* MATERIAL FOR THIS TASK *
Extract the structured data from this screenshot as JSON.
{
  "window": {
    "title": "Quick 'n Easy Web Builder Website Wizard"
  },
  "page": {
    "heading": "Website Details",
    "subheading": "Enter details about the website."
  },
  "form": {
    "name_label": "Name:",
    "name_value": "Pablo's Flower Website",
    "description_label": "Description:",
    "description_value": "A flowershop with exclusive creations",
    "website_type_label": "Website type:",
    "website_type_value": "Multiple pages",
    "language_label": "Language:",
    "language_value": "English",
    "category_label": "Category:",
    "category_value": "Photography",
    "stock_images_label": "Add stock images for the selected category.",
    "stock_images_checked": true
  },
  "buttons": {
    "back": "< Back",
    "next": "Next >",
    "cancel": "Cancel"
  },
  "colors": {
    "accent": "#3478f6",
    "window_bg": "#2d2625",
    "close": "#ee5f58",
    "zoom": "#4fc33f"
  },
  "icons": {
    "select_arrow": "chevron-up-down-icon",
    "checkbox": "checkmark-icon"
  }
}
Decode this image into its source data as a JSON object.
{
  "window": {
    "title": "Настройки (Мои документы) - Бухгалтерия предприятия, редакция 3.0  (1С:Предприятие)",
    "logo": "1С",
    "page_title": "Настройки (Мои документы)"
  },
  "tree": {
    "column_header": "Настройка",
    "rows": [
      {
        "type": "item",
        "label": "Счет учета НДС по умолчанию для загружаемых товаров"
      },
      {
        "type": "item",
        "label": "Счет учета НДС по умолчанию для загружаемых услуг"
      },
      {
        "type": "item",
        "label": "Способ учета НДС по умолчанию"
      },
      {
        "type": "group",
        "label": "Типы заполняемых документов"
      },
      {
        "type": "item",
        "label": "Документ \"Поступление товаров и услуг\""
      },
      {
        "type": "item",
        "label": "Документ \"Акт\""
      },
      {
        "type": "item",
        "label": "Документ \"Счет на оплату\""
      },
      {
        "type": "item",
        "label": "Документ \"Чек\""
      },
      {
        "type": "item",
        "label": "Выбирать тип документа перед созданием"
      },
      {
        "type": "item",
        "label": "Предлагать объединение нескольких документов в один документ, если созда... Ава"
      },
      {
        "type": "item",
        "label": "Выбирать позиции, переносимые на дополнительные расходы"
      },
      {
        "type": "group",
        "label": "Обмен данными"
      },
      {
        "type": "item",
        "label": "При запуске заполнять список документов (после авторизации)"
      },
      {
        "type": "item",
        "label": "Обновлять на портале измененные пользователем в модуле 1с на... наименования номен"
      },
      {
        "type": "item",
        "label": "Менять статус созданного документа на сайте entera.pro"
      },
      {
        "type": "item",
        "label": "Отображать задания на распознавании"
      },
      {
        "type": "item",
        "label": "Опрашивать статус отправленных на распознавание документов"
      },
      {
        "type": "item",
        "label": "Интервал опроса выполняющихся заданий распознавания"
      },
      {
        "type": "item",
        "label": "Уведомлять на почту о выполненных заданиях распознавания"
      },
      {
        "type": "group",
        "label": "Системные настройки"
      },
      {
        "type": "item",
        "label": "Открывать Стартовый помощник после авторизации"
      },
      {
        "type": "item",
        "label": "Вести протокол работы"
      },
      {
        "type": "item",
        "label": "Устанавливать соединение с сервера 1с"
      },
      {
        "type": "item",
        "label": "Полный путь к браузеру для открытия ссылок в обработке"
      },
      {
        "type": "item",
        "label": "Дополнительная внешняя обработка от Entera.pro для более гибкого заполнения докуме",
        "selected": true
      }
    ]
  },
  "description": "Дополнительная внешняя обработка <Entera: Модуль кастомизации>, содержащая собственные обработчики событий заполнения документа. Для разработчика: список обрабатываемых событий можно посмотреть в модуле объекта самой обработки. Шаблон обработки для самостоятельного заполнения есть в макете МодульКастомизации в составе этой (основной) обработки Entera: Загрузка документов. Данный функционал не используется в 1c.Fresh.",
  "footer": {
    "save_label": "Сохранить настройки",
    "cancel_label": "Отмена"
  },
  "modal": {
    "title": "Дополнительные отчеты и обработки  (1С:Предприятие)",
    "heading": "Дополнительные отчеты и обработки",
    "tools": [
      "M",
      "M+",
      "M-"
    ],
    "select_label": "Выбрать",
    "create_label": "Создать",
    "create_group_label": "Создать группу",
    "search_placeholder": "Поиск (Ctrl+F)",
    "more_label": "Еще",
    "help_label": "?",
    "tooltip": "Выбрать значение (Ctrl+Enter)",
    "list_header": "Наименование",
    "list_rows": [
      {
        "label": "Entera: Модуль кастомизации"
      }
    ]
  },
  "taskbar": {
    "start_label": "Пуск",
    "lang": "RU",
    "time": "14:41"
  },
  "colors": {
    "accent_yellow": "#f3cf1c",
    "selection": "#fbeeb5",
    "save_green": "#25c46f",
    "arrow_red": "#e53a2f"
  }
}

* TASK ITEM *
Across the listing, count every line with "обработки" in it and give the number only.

* TASK RESULT *
3